(The data)
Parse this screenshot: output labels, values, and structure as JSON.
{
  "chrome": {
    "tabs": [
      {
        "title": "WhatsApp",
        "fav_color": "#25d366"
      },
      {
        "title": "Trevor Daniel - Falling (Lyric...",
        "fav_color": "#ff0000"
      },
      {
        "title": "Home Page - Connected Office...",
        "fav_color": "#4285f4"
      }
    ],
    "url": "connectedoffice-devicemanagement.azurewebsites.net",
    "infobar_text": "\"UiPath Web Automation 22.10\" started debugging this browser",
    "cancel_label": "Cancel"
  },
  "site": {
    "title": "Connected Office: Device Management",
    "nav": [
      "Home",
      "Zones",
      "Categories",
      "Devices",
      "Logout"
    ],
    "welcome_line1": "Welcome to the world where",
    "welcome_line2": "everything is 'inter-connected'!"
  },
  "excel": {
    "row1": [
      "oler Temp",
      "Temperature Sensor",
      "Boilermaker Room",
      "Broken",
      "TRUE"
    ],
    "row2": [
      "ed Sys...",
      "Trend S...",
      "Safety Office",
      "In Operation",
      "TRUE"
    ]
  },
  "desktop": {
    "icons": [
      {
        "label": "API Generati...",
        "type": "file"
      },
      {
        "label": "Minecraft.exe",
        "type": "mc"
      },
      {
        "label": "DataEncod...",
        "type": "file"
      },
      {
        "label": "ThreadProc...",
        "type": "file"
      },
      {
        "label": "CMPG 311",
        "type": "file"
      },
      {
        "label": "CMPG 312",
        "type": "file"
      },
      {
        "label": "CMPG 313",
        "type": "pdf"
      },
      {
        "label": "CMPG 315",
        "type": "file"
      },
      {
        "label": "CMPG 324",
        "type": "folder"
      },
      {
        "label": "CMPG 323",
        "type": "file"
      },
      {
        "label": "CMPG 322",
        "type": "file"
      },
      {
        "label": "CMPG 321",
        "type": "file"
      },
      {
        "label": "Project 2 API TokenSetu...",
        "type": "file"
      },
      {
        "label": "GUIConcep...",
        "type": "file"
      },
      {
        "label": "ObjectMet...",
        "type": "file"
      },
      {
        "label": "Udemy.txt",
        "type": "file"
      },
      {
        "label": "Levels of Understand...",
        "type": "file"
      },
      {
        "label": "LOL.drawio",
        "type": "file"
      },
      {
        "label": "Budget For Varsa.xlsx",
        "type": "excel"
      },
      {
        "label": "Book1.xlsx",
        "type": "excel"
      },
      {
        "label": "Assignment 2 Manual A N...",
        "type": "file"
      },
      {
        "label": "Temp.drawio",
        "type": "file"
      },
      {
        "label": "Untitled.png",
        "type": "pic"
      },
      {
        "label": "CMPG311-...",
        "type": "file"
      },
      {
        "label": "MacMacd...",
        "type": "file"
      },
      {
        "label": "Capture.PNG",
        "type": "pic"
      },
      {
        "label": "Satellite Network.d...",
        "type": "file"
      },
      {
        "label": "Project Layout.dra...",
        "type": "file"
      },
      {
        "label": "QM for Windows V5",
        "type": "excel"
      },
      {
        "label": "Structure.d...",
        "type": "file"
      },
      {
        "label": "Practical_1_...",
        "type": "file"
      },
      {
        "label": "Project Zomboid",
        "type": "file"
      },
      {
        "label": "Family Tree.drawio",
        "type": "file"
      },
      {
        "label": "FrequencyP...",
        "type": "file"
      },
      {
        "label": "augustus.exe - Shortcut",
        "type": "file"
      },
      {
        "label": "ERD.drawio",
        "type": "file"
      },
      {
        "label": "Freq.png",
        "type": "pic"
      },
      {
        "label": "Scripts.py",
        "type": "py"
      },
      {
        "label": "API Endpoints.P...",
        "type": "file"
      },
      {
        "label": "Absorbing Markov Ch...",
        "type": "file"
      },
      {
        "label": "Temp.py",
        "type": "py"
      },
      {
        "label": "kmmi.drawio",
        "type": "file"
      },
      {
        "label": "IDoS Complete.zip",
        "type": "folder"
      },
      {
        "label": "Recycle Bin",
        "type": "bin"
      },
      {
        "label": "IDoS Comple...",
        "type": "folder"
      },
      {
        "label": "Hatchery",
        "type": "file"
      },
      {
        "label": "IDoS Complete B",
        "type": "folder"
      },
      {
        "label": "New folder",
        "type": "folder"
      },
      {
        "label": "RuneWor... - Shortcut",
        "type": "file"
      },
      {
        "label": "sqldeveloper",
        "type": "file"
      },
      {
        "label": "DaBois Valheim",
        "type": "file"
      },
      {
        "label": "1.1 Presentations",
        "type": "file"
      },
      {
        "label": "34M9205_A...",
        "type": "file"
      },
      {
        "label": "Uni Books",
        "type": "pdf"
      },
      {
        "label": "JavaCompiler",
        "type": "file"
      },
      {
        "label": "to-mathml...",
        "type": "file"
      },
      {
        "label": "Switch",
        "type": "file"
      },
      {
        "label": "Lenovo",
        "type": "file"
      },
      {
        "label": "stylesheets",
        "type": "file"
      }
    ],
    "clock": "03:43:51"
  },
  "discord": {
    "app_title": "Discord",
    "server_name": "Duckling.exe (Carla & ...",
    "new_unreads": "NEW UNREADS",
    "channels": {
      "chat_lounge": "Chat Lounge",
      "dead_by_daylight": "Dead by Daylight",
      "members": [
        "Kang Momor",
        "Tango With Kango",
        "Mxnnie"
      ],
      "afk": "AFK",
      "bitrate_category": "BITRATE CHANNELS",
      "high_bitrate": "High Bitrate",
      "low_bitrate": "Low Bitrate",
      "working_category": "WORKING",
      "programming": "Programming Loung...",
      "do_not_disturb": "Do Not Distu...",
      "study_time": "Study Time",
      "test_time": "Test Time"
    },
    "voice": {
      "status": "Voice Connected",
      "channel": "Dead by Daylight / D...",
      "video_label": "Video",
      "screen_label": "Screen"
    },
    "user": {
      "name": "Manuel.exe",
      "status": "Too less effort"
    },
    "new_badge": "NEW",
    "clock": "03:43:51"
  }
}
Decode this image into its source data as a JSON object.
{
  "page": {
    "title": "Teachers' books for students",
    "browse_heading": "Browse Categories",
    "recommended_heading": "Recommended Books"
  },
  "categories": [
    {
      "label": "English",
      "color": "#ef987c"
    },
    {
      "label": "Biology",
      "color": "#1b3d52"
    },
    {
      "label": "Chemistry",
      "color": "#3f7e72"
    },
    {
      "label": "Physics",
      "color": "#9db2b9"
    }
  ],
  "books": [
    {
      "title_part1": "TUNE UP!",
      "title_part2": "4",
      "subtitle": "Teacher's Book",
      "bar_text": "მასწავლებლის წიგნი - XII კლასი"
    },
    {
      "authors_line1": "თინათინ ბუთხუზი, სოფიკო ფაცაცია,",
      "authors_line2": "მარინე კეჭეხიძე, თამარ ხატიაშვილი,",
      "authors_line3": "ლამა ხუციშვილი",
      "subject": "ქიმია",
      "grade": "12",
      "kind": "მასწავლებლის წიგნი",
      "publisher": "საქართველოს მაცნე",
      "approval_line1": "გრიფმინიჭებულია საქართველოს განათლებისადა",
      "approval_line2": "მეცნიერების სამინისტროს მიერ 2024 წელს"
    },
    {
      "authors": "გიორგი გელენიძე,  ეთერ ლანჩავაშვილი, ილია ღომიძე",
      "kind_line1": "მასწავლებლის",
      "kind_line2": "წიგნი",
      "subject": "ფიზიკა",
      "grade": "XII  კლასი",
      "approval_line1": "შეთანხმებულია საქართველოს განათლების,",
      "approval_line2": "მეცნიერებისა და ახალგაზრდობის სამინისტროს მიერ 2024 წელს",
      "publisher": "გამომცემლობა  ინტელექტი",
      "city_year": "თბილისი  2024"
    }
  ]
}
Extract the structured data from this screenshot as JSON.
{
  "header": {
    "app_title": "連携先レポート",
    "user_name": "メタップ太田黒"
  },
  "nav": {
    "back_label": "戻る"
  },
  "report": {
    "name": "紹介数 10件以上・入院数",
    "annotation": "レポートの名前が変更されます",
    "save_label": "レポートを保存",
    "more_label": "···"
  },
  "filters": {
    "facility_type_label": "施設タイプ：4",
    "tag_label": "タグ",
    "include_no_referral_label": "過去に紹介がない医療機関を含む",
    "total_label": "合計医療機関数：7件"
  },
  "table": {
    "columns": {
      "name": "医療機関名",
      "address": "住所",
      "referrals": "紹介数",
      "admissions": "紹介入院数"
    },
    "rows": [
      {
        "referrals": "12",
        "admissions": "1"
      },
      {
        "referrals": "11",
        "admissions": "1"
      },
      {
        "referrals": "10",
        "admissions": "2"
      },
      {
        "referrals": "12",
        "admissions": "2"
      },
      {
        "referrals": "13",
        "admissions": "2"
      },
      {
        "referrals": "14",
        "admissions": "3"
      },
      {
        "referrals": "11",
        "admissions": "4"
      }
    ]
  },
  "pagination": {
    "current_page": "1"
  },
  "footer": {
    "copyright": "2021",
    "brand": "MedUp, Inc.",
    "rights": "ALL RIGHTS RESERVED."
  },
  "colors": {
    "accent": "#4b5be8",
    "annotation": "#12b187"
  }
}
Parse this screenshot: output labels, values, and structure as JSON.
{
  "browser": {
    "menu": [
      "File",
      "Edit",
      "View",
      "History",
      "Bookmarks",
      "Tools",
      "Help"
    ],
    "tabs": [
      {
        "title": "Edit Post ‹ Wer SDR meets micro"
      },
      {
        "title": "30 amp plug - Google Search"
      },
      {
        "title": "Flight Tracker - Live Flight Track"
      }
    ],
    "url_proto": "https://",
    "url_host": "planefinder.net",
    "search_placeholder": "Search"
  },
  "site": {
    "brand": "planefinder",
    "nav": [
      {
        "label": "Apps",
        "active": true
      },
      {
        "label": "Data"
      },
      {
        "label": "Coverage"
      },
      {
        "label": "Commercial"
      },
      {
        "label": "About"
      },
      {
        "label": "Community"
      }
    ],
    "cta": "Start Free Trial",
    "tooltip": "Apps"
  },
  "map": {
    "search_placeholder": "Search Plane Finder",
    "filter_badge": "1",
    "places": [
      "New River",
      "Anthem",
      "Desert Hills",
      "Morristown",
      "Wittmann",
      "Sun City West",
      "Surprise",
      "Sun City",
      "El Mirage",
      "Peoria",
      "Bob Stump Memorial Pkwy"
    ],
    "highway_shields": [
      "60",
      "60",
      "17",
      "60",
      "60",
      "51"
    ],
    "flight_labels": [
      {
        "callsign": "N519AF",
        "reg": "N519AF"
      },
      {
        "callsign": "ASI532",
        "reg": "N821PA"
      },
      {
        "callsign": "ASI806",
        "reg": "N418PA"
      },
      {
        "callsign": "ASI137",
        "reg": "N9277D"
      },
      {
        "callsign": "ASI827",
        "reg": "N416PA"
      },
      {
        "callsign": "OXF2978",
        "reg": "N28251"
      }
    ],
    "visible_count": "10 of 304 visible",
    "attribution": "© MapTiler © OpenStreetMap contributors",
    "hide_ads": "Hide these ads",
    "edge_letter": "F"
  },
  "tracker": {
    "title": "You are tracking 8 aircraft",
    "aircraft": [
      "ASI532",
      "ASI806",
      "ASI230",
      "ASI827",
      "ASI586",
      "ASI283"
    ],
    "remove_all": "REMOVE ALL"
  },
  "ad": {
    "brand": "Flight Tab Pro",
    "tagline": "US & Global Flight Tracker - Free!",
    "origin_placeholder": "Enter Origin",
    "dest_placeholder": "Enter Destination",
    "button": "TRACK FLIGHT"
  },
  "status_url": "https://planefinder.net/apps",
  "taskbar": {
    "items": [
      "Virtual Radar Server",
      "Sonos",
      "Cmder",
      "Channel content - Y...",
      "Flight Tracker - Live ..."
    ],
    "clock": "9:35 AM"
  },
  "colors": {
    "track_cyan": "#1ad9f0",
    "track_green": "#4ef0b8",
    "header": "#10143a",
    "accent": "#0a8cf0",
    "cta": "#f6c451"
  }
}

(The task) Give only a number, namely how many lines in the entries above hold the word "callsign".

(Written reply) 6